Brendan Taylor could make his international comeback as early as next month after more than two years out of Zimbabwe colours. On Thursday, Taylor was released from his county deal with Nottinghamshire and recontracted by Zimbabwe Cricket.
He is making his way to Harare where, after a 10-day break with family, he will join training camps for matches against Netherlands, Pakistan A and a two-Test series against West Indies in October.
Tatenda Taibu, Zimbabwe's convener of selectors, expects Taylor to all but walk back into the starting XI. "Anyone who knows cricket knows Brendan Taylor is a quality player. We don't need to see much. We have been following his performances and we know how he has been doing on the county circuit. We're looking forward to having him back," Taibu told ESPNcricinfo.
Taibu was instrumental in "breaking the ice" between Taylor and Zimbabwe Cricket and opening the door for Taylor's return after the former captain announced his international retirement after the 2015 World Cup. At the time, Taylor said he had tried to "make the best decision for my family moving forward," which implied the financial security of the county circuit had won out over a then-haphazard system of payment and often non-payment in Zimbabwe.
But with Taylor's wife Kelly remaining in Zimbabwe with their four young sons, Taylor quickly realised the decision would, in fact, take its toll on his family. That became one of the driving factors for Taylor wanting to return home but it was not the only one.
In the time Taylor was away, ZC has undergone significant changes including the appointment of a new coach in Heath Streak, with whom Taylor has worked closely before, and an overhaul of the governance structures. "Part of the reason Brendan was interested in coming back was that over the last six months, Zimbabwe Cricket has taken a fresh approach on and off the field. We have made significant progress administration wise," Faisal Hasnain, ZC's managing director said.
When Taibu learned of Taylor's interest in going home, he opened the lines of communication between Taylor and ZC but ultimately, it was the knowledge that the financial affairs were smoothing over that convinced Taylor. Taibu said he understood ZC's new finance chief, Feroza Shariff, who was appointed in May had put a proper system in place to ensure that things like player payments were now being completed without any of the past complications or delays.
"That side of our organisation is running well. We are prioritising what we need to pay," Hasnain confirmed. "I'm sure Brendan would have spoken not just to us but with other players in the system as well."
Taylor's new contract kicks in immediately, which marries perfectly with ZC's imminent need to include him in their squad. As they gear up for World Cup qualifiers that Hasnain is confident they will host (confirmation is expected at the ICC's October meeting), Zimbabwe will play Netherlands, Pakistan A, and West Indies this year, and may be in line to be South Africa's Boxing Day opponents in December. They are in talks to come up against Afghanistan next year too, in what could be Afghanistan's inaugural Test. To have Taylor available for those matches is a massive boost. ZC is also hopeful Kyle Jarvis, who is still contracted to Lancashire will also rejoin the ranks.

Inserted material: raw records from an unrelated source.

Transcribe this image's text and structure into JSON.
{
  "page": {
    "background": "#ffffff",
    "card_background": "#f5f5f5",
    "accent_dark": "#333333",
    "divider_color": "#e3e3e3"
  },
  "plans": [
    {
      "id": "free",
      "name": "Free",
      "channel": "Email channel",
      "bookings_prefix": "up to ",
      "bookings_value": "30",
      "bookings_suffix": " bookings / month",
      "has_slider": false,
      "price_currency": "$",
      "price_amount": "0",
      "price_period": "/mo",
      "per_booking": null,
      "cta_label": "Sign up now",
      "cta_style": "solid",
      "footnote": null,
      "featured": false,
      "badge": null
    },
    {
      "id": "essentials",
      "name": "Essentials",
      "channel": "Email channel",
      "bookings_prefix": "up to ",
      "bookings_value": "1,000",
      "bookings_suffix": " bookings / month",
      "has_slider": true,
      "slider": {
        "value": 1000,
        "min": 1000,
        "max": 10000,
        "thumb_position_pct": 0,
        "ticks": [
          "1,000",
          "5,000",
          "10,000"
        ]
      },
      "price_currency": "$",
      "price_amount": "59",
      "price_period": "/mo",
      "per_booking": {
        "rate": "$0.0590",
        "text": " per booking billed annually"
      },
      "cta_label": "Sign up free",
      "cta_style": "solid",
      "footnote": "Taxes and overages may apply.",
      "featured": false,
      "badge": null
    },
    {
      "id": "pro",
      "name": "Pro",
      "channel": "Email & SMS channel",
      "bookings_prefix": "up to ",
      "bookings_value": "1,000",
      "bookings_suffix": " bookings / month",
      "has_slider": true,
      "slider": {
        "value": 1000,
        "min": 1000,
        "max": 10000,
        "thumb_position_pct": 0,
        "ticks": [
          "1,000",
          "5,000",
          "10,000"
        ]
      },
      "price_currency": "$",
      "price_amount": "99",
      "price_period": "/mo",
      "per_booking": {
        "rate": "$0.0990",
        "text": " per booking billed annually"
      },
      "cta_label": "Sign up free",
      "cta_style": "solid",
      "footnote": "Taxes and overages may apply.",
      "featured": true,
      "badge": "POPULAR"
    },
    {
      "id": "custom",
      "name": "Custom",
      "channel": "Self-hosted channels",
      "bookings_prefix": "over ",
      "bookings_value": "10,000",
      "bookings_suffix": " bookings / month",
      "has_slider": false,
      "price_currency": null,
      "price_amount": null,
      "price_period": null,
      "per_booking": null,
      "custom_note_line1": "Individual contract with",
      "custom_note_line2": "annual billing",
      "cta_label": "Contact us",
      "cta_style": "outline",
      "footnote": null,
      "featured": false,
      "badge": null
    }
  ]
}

The only possible hitch in Taylor and ZC's happily-ever-after is the South African T20 Global League. Taylor is contracted to Stellenbosch Kings and with the tournament scheduled for November 3 until December 16, it may clash with some of Zimbabwe's plans. If Taylor is needed for pre-season in South Africa, he may not be able to play a Test against West Indies. Asked whether this was a concern for ZC, Hasnain said he "hoped" it would not become a major one.
For now, Zimbabwe are just pleased to have Taylor back.